-Kudos to Dave, Mets Guy In Michigan, for being prompt is sending the pictured DVD set of the "essential" games in Shea stadium history. As I was away housesitting the week of the delivery (and even after) I wasn't able to get to them as quickly. They were, however, worth the wait.
For the uninitiated, those are:
Tom Seaver's Ten-inning victory over the heavily favored Baltimore Orioles gave the Miracle Mets a 3-1 advantage they wouldn't let slip as the brought New York it's first non-Yankee Series since the Bums finally won it all in '55.
Game 3 of the '86 NLCS, where Dykstra's walk-off gave a Mets a come from behind victory. Considering the collection of circumstances that postseason, with Mike Scott sandpaper split-finger awaiting for Game 7, the Mets may well have a dodged a bullet by winning the series in game six, a 16 inning marathon that, unfortunately, was in the Astrodome and not available for this set.
Game 6. I don't think any further commentary is needed. I forced my sis-in-law to watch the last half-inning as a means of demonstrating what we mean when we say it isn't over until it's over.
Game 5 of the NLCS vs. Atlanta. Though famous for the "grand slam single" that ended the game, it shouldn't be forgotten that this was a hell of a pitchers' duel, going fifteen innings and using as many arms in the process. This game was an important point in my history as a baseball fan as it was around this time I stopped blaming Mookie Wilson (and all things Met) for ruining my childhood. Really, the Braves and the Yankees in the Series? The only thing to root for was injuries. Lots of them.
September 21st, 2001. First game in New York after the 9/11 attacks.
May 19th, 2006: Push and pull interleague game against the other team from New York. David Wright's walk-off single against Rivera gives the game to the team from Queens, unknotting the 6-6 tie.
Some Mets, and baseball, fans may rightfully complain about the lack of games from the '73 "You Gotta Believe!" Mets or from Doc Goodin's truly amazing '85 season. But, that's what second volumes are all about. This collection does offer some terrific games from Flushing's finest. If that's what you want, you'll get it. Guaranteed.
-Let's give the devil his due.

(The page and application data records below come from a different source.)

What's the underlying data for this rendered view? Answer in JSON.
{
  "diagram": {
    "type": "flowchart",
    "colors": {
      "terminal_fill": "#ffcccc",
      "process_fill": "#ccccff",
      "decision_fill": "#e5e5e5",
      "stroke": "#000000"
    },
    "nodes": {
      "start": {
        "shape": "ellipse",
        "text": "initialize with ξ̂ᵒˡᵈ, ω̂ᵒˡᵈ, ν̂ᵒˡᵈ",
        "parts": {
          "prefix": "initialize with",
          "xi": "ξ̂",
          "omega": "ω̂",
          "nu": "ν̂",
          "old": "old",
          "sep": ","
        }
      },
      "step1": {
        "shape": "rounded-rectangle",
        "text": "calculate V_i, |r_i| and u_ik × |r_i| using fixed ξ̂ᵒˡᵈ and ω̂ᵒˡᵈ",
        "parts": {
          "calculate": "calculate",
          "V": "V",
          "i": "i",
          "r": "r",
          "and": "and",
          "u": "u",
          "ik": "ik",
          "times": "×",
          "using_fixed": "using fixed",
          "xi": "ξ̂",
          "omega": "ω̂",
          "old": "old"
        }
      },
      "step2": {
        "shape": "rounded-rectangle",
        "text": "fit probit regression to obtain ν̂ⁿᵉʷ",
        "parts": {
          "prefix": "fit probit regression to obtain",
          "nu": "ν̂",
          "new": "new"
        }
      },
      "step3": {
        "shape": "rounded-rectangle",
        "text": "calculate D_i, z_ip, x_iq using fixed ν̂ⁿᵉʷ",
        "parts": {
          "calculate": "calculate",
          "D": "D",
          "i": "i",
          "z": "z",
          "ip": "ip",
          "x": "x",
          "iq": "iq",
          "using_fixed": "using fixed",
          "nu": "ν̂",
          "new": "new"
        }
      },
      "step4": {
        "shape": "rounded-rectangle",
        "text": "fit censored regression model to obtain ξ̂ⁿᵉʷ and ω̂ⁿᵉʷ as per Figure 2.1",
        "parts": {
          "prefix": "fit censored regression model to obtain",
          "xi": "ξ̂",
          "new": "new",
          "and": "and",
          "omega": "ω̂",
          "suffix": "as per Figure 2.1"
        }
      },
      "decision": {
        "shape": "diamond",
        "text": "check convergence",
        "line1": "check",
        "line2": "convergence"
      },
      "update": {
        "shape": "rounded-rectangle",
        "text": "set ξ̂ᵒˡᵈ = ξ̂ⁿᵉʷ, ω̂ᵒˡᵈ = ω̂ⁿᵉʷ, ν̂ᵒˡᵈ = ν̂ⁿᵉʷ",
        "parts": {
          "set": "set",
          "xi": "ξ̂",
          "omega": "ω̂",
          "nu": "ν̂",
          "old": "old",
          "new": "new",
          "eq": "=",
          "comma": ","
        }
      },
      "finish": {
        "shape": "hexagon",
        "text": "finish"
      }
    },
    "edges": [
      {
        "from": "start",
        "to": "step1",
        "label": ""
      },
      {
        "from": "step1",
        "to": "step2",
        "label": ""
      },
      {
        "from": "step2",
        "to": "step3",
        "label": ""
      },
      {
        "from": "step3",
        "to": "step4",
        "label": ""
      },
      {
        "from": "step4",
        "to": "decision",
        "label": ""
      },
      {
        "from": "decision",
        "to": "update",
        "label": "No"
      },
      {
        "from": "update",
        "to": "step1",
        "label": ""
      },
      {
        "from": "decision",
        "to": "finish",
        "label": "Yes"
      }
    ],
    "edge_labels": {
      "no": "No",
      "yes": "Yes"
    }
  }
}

Curt Schilling's career may be kaput, and while I'm not too worried about the Sox rotation with Lester coming along nicely and Materson showing himself to be a more than capable spot starter, it is for sad and fitting that his last game was in a World Series. Let's look at his postseason numbers:
133.1 IP 120 K 25 BB 2.23 ERA 0.978 WHIP 11 W 2 L
The phrase is money, and that's what he was during the postseason.
He called into Gambo & Ashe, the Valley's afternoon sports guys, on Monday and, when asked if he was a Hall of Famer, replied "No." Insisting that he played with Hall of Famers, like Randy Johnson, Pedro Martinez, and Jeff Bagwell in Houston, and that he wasn't one of them.
All due respect to Schilling, Jayson Stark, the aforementioned devil, whose book I was none too pleased with (see previous post) offered a wonderfully succient assesment of Schilling's career, hitting both the cons (only 216 wins) and pros.
Here's a link: http://proxy.espn.go.com/chat/chatESPN?event_id=21220
Were his whole book like this, I'd endorse it almost as much as I do the Shea DVDs.
-Entertainment Weekly released a list of the 100 "Classic" movies from the last twenty-five years or so. The entire list isn't worth picking over, but there were two omissions I was shocked by. The first is Richard Linklater's Slacker, which pretty much jumpstarted the DIY indie film movement of the early/mid 90s. The second is truly shocking: Bull Durham. The best baseball, maybe even sports, movie ever isn't on the list? I can understand not including Major League or maybe Field Of Dreams, but no Bull Durham? That's like listing 100 classic albums and leaving off Raising Hell or Back In Black because some people don't like rap or heavy metal.